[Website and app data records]
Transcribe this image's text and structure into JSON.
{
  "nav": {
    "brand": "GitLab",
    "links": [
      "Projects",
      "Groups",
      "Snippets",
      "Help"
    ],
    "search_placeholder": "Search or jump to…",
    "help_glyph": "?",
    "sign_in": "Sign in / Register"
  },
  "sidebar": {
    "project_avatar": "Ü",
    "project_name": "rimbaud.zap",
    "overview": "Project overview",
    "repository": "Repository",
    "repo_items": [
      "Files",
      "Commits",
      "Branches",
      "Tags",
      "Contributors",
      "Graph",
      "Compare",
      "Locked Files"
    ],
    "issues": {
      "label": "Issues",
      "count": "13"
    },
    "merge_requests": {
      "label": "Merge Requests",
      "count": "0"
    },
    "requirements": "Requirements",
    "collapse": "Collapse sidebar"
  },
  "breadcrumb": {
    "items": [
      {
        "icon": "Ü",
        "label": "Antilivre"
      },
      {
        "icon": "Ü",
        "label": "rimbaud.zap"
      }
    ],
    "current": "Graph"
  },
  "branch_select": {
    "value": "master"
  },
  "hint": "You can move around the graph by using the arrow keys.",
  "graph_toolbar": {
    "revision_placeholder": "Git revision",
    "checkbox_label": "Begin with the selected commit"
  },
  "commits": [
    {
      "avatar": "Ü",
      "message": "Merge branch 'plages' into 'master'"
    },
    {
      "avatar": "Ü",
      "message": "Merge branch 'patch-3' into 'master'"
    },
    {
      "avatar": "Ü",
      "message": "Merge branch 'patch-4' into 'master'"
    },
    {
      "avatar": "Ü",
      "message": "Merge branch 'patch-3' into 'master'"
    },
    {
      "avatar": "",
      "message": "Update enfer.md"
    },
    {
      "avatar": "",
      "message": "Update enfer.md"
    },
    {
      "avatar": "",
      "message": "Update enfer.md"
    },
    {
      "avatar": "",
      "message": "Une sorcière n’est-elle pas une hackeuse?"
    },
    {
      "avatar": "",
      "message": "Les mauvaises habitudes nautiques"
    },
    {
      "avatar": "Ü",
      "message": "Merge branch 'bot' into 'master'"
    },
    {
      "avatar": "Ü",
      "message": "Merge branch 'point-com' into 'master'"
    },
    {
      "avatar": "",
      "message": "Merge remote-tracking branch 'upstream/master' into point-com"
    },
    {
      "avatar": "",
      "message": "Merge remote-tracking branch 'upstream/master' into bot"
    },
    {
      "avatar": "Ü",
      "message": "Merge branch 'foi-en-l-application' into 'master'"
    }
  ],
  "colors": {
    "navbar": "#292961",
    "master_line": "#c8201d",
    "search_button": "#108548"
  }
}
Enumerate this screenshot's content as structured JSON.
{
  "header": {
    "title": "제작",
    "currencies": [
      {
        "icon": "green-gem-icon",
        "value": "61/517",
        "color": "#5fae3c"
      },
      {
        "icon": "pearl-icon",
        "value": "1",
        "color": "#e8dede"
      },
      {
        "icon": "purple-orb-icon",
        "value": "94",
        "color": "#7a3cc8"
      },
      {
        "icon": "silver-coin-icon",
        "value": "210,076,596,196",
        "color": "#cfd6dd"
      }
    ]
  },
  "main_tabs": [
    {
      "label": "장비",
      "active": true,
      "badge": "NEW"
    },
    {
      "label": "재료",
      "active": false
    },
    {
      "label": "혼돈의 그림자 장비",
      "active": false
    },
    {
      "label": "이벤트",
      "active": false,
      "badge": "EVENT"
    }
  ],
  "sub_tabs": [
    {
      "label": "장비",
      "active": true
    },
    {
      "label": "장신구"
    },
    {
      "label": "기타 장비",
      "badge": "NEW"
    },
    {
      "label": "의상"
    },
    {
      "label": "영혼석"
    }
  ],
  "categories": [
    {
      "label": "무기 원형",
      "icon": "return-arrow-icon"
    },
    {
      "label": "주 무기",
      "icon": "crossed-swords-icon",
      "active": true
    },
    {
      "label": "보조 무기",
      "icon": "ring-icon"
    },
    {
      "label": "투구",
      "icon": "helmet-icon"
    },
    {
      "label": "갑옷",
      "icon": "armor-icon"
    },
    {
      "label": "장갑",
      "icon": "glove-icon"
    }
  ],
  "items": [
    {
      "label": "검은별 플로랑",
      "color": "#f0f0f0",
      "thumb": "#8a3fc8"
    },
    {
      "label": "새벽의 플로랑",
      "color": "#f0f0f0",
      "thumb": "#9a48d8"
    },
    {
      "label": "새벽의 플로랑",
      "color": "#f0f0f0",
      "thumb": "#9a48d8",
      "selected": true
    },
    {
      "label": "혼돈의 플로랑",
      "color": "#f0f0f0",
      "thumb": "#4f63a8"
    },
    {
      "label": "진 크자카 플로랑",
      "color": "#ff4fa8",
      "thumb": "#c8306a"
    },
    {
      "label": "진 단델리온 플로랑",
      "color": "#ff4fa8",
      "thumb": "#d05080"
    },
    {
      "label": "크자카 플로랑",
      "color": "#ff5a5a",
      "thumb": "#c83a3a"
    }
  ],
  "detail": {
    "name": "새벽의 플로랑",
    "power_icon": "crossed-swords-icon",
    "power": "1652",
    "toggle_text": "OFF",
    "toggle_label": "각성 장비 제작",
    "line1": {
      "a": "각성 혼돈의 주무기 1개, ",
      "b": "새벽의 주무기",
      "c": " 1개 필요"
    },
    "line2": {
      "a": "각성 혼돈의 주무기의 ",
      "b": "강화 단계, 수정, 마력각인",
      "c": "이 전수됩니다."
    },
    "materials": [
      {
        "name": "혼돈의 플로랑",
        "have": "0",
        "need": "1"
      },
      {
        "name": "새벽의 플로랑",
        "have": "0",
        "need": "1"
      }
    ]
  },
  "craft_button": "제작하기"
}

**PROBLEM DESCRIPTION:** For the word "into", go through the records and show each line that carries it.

**EXERCISE ANSWER:**
Transcribe this image's text and structure into JSON.
      "message": "Merge branch 'plages' into 'master'"
      "message": "Merge branch 'patch-3' into 'master'"
      "message": "Merge branch 'patch-4' into 'master'"
      "message": "Merge branch 'patch-3' into 'master'"
      "message": "Merge branch 'bot' into 'master'"
      "message": "Merge branch 'point-com' into 'master'"
      "message": "Merge remote-tracking branch 'upstream/master' into point-com"
      "message": "Merge remote-tracking branch 'upstream/master' into bot"
      "message": "Merge branch 'foi-en-l-application' into 'master'"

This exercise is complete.